“But,” he added, “it’s going to take a lot of money to overcome some of these types of quotes.”
“Wow” is also what conservative strategist Daniel Horowitz, who edits the site ConservativeReview.com, said when he saw them.
“I’m just reading this stuff — wow,” he said. “This is insane. Honestly, I don’t take him seriously, because of [comments like] these and because of the Bush name it’s very hard to see him getting anywhere in a primary.”
And it was the response to the comments from Brent Bozell, chairman of the conservative group ForAmerica.
“That thinking is utterly contrary to what grassroots Republicans believe.

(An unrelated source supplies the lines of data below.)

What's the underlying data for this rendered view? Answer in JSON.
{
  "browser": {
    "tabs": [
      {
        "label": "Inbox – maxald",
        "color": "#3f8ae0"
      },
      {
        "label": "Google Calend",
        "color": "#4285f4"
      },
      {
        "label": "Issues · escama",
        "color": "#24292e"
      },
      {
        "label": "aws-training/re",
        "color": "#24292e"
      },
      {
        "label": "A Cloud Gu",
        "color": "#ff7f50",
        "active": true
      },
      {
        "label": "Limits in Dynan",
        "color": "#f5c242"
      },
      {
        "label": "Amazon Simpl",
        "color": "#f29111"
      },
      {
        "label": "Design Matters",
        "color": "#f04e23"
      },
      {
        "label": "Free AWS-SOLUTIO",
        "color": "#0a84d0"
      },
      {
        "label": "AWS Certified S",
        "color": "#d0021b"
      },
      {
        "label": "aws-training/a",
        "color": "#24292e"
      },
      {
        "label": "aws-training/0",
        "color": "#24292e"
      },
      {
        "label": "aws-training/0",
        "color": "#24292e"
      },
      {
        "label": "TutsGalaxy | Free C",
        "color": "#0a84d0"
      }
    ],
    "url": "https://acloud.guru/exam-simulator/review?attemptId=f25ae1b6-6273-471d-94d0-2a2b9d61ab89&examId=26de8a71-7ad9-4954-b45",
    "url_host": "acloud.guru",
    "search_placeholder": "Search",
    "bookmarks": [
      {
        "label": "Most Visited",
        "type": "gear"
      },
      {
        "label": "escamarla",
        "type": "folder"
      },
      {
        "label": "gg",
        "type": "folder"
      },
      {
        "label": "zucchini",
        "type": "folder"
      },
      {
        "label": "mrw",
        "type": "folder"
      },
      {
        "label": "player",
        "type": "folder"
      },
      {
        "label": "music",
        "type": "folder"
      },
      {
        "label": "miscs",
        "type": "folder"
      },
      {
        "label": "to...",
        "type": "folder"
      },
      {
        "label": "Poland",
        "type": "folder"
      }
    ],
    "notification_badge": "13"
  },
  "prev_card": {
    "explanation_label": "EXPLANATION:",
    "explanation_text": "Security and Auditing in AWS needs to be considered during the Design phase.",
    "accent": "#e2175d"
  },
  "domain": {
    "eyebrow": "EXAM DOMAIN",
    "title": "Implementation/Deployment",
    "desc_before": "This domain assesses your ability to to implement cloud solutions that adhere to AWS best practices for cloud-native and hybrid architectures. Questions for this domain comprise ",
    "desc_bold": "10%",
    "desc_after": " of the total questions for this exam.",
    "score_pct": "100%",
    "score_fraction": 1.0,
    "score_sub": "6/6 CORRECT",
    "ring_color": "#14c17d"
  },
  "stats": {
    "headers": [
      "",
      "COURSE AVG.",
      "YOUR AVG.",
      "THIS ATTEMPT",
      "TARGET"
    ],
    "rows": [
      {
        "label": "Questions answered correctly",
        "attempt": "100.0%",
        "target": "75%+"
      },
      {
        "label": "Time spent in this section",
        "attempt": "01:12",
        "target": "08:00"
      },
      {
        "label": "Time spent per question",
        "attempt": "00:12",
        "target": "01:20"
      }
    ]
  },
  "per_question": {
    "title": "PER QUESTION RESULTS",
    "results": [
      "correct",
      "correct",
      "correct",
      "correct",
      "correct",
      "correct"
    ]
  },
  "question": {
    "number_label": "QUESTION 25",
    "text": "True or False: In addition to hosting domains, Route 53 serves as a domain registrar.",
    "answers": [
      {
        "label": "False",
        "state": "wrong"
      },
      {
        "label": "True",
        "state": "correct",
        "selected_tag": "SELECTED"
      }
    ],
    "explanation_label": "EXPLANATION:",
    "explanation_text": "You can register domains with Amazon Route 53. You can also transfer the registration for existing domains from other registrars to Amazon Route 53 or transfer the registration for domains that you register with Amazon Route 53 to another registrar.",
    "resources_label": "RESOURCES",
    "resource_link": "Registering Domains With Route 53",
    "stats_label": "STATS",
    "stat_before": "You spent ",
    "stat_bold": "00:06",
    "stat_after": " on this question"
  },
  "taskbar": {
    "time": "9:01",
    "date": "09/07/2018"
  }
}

He is reflecting the viewpoint of the Chamber of Commerce and big business,” he said.
Conservative lawmakers declined to outright take aim at Bush, but they showed surprise at his comments.
“Well, I don’t think [he] would” suggest an accelerated pathway to citizenship for DREAMers, said Rep. Raul Labrador, when asked about the hypothetical case of a potential GOP presidential candidate proposing such a thing.
“You look at what Jeb Bush has said…and it’s well within the mainstream of the Republican Party,” he added.
Confronted with Bush’s comments, Labrador demurred, saying he hadn’t seen the interview so he couldn’t comment.
Immigration hardliner Rep. Steve King, too, avoided knocking Bush, but suggested his comment on immigration “repopulating” Detroit was out of touch.
“I would probably have sat on the mountaintop a long time before I would have thought of that,” he said with a chuckle.
The comments add to one of Bush’s greatest challenges in the GOP primary — a record that, while once conservative for the party, hasn’t aged well as the GOP has moved farther right. Bozell warned that, once the gloves are off, Bush’s comments will haunt him through the primary.
“Watch for his opponents to smack him in the mouth all primary season long with his own words,” he said.
And his record and rhetoric on immigration reform in particular are likely to cause him trouble in the key early states of Iowa and South Carolina, where the social-conservative GOP base is strong and immigration is a hot-button issue.
Texas-based GOP operative Matt Mackowiak suggested this offers conservatives who are already skeptical of the former Florida governor more reason to be wary.
“It kind of pours gasoline on the fire among conservatives who don’t trust Jeb on immigration,” he said.
Mackowiak noted that Bush hadn’t done anything to try to move farther to the right on immigration, or explain his previous comments.
“They’re either convinced that they can’t change the way people view him, or, as he said, he needs to persuade Republicans on this,” he said.
He said “we’ll see” whether that happens, and suggested Iowa would be a good test of whether Bush is successful at convincing the party to get on board.
But if Bush does attempt to move farther right, he risks being labeled at best a flip-flopper and at worst a panderer, and offers fodder for Democratic attacks.
Indeed, Jesse Lehrich, spokesman for American Bridge, accused Bush of “flagrant pandering” to a friendly audience, while veering to the right under different circumstances.
“It turns out that if you put Jeb Bush in the right room, he talks like Ted Kennedy. Put him somewhere else and he’s the ‘head-banging conservative’ he once declared himself,” he said.
“Maybe he doesn’t realize how much has changed in the 13 years since he last ran for public office, but these days, the cameras are always rolling — and flagrant pandering isn’t a good look.”